To be exploited, all these vulnerabilities require having the administrator privilege, which is not nothing. But the effort is worth it, because “Infecting UEFI is kind of the holy grail in computer hacking”, explains Benoît Grunemwald, cybersecurity expert at Eset. Malware nested in UEFI is particularly persistent. It remains even if we reinstall the operating system or if we change the hard drive.
This type of malware is mostly used for targeted attacks. In 2018, Eset researchers were the first to detect a copy of UEFI malware. Called LoJax, it was the work of the group of Russian hackers APT28.
Patches available since last November

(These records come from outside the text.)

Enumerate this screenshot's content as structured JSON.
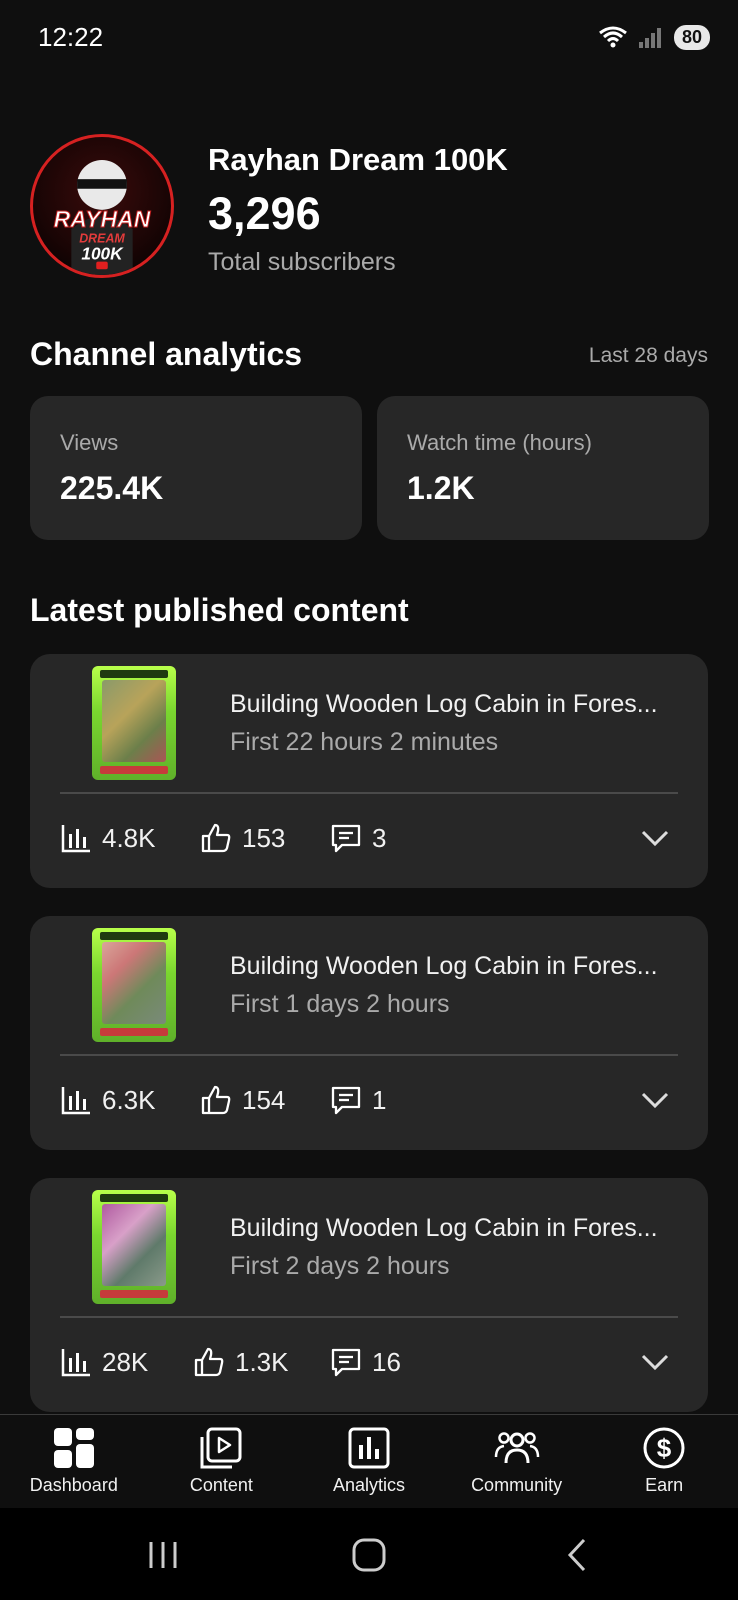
{
  "status_bar": {
    "time": "12:22",
    "battery": "80"
  },
  "channel": {
    "name": "Rayhan Dream 100K",
    "subscribers": "3,296",
    "subscribers_label": "Total subscribers",
    "avatar_text_1": "RAYHAN",
    "avatar_text_2": "DREAM",
    "avatar_text_3": "100K"
  },
  "analytics": {
    "title": "Channel analytics",
    "period": "Last 28 days",
    "metrics": [
      {
        "label": "Views",
        "value": "225.4K"
      },
      {
        "label": "Watch time (hours)",
        "value": "1.2K"
      }
    ]
  },
  "latest": {
    "title": "Latest published content",
    "videos": [
      {
        "title": "Building Wooden Log Cabin in Fores...",
        "subtitle": "First 22 hours 2 minutes",
        "views": "4.8K",
        "likes": "153",
        "comments": "3"
      },
      {
        "title": "Building Wooden Log Cabin in Fores...",
        "subtitle": "First 1 days 2 hours",
        "views": "6.3K",
        "likes": "154",
        "comments": "1"
      },
      {
        "title": "Building Wooden Log Cabin in Fores...",
        "subtitle": "First 2 days 2 hours",
        "views": "28K",
        "likes": "1.3K",
        "comments": "16"
      }
    ]
  },
  "bottom_nav": [
    {
      "label": "Dashboard",
      "icon": "dashboard-icon"
    },
    {
      "label": "Content",
      "icon": "content-icon"
    },
    {
      "label": "Analytics",
      "icon": "analytics-icon"
    },
    {
      "label": "Community",
      "icon": "community-icon"
    },
    {
      "label": "Earn",
      "icon": "earn-icon"
    }
  ]
}
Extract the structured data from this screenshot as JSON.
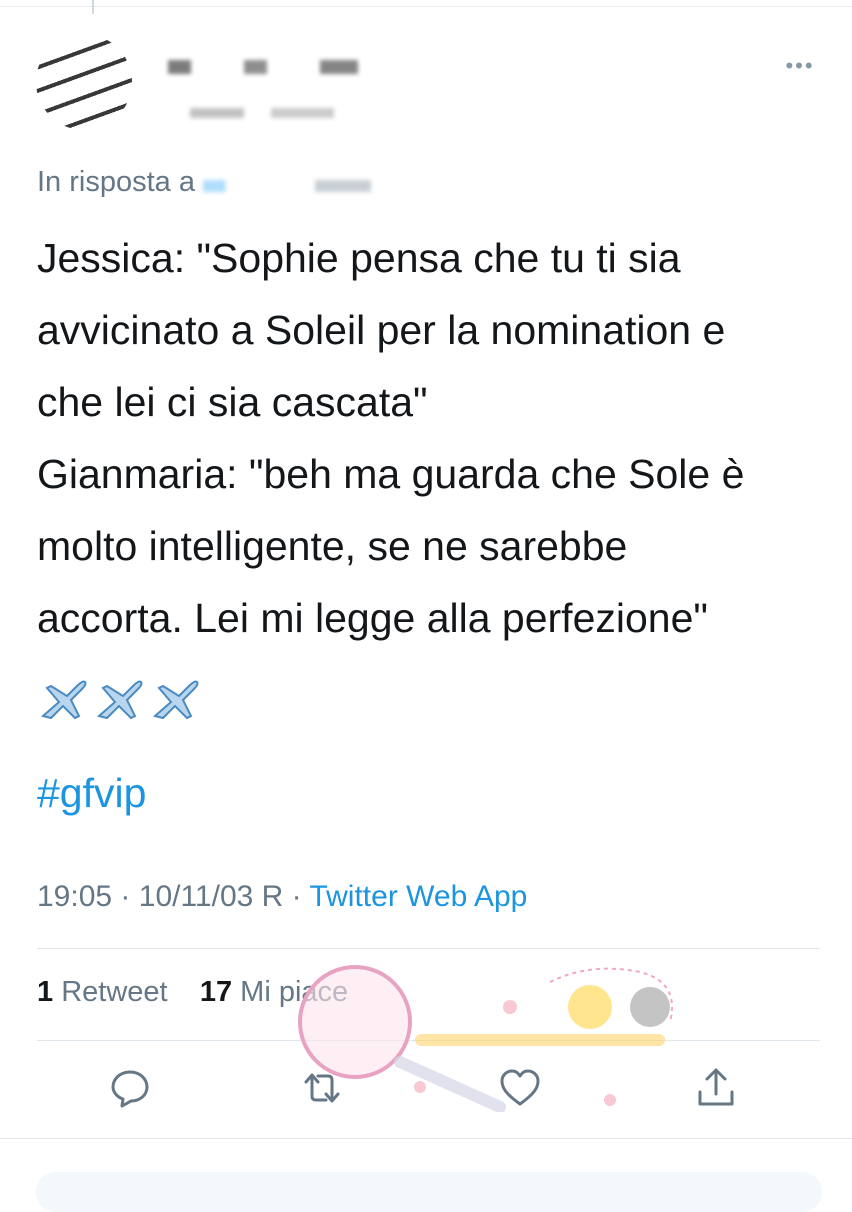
{
  "tweet": {
    "reply_prefix": "In risposta a",
    "lines": [
      "Jessica: \"Sophie pensa che tu ti sia",
      "avvicinato a Soleil per la nomination e",
      "che lei ci sia cascata\"",
      "Gianmaria: \"beh ma guarda che Sole è",
      "molto intelligente, se ne sarebbe",
      "accorta. Lei mi legge alla perfezione\""
    ],
    "hashtag": "#gfvip",
    "time": "19:05",
    "separator": "·",
    "date": "10/11/03 R",
    "source": "Twitter Web App"
  },
  "stats": {
    "retweet_count": "1",
    "retweet_label": "Retweet",
    "like_count": "17",
    "like_label": "Mi piace"
  },
  "icons": {
    "more": "more-options-icon",
    "reply": "reply-icon",
    "retweet": "retweet-icon",
    "like": "heart-icon",
    "share": "share-icon",
    "emoji": "airplane-emoji"
  },
  "colors": {
    "link": "#1b95e0",
    "secondary_text": "#657786",
    "primary_text": "#14171a",
    "divider": "#e1e8ed"
  }
}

Regarding the flaws found in Lenovo laptops, no one knows if they were actually used by hackers. But since they were not very difficult to find, it is likely that other hackers knew of their existence. Alerted in October 2021 by Eset, Lenovo confirmed the issue the following month. A patch is now available for all models that are still supported. To protect against the CVE-2021-3972 flaw, it is also possible to encrypt the disk using the TPM, which would allow “to make data inaccessible if the UEFI Secure Boot configuration changes”as Eset’s blog post clarifies.